### What is expected
Each line of the listing is to be retyped exactly as given.

◇ ◇ ◇ ◇

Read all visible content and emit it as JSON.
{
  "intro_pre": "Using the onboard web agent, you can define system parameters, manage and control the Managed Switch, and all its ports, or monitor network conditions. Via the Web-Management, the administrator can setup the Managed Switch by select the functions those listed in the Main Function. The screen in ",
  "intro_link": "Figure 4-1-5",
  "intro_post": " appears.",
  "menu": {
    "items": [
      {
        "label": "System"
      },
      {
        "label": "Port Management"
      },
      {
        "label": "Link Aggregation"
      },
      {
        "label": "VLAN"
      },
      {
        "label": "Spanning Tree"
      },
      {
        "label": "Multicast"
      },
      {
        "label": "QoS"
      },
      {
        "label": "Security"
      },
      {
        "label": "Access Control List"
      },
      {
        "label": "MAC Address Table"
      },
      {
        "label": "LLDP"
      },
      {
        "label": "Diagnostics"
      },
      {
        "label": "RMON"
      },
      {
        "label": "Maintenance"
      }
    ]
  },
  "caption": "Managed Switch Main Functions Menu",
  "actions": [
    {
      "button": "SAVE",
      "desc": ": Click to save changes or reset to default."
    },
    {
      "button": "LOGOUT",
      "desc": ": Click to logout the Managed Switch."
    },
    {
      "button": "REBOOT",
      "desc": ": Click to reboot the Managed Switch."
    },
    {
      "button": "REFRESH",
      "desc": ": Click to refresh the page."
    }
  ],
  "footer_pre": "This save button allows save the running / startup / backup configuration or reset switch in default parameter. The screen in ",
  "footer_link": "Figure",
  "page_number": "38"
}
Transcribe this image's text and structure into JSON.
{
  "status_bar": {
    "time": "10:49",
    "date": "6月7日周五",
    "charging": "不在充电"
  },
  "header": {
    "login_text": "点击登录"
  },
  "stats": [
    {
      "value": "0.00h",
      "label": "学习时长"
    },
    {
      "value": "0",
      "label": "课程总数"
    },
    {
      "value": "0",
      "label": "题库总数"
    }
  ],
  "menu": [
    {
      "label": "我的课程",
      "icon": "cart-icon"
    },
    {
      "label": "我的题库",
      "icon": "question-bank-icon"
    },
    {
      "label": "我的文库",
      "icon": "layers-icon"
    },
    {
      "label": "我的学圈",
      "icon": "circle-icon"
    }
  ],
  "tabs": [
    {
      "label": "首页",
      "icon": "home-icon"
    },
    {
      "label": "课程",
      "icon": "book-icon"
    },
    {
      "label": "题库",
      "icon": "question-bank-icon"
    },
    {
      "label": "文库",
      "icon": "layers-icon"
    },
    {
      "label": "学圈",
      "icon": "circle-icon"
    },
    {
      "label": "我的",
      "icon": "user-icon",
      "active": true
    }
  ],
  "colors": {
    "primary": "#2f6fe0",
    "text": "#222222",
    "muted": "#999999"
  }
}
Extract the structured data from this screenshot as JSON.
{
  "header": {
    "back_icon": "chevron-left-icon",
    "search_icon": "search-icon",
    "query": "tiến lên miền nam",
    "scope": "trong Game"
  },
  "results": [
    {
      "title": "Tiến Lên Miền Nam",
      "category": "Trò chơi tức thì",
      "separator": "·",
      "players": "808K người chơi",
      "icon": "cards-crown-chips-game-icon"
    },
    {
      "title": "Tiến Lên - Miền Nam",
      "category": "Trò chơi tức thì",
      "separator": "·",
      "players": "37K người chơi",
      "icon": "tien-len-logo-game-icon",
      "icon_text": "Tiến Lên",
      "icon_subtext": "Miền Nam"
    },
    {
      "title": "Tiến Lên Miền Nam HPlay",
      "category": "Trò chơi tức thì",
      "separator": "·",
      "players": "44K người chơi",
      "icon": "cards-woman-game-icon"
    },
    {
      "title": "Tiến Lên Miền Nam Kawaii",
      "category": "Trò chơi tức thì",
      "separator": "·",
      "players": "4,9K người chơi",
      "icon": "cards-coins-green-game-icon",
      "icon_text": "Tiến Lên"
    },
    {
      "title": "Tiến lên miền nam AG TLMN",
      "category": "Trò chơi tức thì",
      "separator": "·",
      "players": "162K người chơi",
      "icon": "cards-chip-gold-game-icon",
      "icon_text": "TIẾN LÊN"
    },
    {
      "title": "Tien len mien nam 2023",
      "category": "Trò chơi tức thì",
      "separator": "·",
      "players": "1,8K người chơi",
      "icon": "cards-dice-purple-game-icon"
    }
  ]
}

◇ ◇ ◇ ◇

### Answer below
Read all visible content and emit it as JSON.
{
  "intro_pre": "Using the onboard web agent, you can define system parameters, manage and control the Managed Switch, and all its ports, or monitor network conditions. Via the Web-Management, the administrator can setup the Managed Switch by select the functions those listed in the Main Function. The screen in ",
  "intro_link": "Figure 4-1-5",
  "intro_post": " appears.",
  "menu": {
    "items": [
      {
        "label": "System"
      },
      {
        "label": "Port Management"
      },
      {
        "label": "Link Aggregation"
      },
      {
        "label": "VLAN"
      },
      {
        "label": "Spanning Tree"
      },
      {
        "label": "Multicast"
      },
      {
        "label": "QoS"
      },
      {
        "label": "Security"
      },
      {
        "label": "Access Control List"
      },
      {
        "label": "MAC Address Table"
      },
      {
        "label": "LLDP"
      },
      {
        "label": "Diagnostics"
      },
      {
        "label": "RMON"
      },
      {
        "label": "Maintenance"
      }
    ]
  },
  "caption": "Managed Switch Main Functions Menu",
  "actions": [
    {
      "button": "SAVE",
      "desc": ": Click to save changes or reset to default."
    },
    {
      "button": "LOGOUT",
      "desc": ": Click to logout the Managed Switch."
    },
    {
      "button": "REBOOT",
      "desc": ": Click to reboot the Managed Switch."
    },
    {
      "button": "REFRESH",
      "desc": ": Click to refresh the page."
    }
  ],
  "footer_pre": "This save button allows save the running / startup / backup configuration or reset switch in default parameter. The screen in ",
  "footer_link": "Figure",
  "page_number": "38"
}
Transcribe this image's text and structure into JSON.
{
  "status_bar": {
    "time": "10:49",
    "date": "6月7日周五",
    "charging": "不在充电"
  },
  "header": {
    "login_text": "点击登录"
  },
  "stats": [
    {
      "value": "0.00h",
      "label": "学习时长"
    },
    {
      "value": "0",
      "label": "课程总数"
    },
    {
      "value": "0",
      "label": "题库总数"
    }
  ],
  "menu": [
    {
      "label": "我的课程",
      "icon": "cart-icon"
    },
    {
      "label": "我的题库",
      "icon": "question-bank-icon"
    },
    {
      "label": "我的文库",
      "icon": "layers-icon"
    },
    {
      "label": "我的学圈",
      "icon": "circle-icon"
    }
  ],
  "tabs": [
    {
      "label": "首页",
      "icon": "home-icon"
    },
    {
      "label": "课程",
      "icon": "book-icon"
    },
    {
      "label": "题库",
      "icon": "question-bank-icon"
    },
    {
      "label": "文库",
      "icon": "layers-icon"
    },
    {
      "label": "学圈",
      "icon": "circle-icon"
    },
    {
      "label": "我的",
      "icon": "user-icon",
      "active": true
    }
  ],
  "colors": {
    "primary": "#2f6fe0",
    "text": "#222222",
    "muted": "#999999"
  }
}
Extract the structured data from this screenshot as JSON.
{
  "header": {
    "back_icon": "chevron-left-icon",
    "search_icon": "search-icon",
    "query": "tiến lên miền nam",
    "scope": "trong Game"
  },
  "results": [
    {
      "title": "Tiến Lên Miền Nam",
      "category": "Trò chơi tức thì",
      "separator": "·",
      "players": "808K người chơi",
      "icon": "cards-crown-chips-game-icon"
    },
    {
      "title": "Tiến Lên - Miền Nam",
      "category": "Trò chơi tức thì",
      "separator": "·",
      "players": "37K người chơi",
      "icon": "tien-len-logo-game-icon",
      "icon_text": "Tiến Lên",
      "icon_subtext": "Miền Nam"
    },
    {
      "title": "Tiến Lên Miền Nam HPlay",
      "category": "Trò chơi tức thì",
      "separator": "·",
      "players": "44K người chơi",
      "icon": "cards-woman-game-icon"
    },
    {
      "title": "Tiến Lên Miền Nam Kawaii",
      "category": "Trò chơi tức thì",
      "separator": "·",
      "players": "4,9K người chơi",
      "icon": "cards-coins-green-game-icon",
      "icon_text": "Tiến Lên"
    },
    {
      "title": "Tiến lên miền nam AG TLMN",
      "category": "Trò chơi tức thì",
      "separator": "·",
      "players": "162K người chơi",
      "icon": "cards-chip-gold-game-icon",
      "icon_text": "TIẾN LÊN"
    },
    {
      "title": "Tien len mien nam 2023",
      "category": "Trò chơi tức thì",
      "separator": "·",
      "players": "1,8K người chơi",
      "icon": "cards-dice-purple-game-icon"
    }
  ]
}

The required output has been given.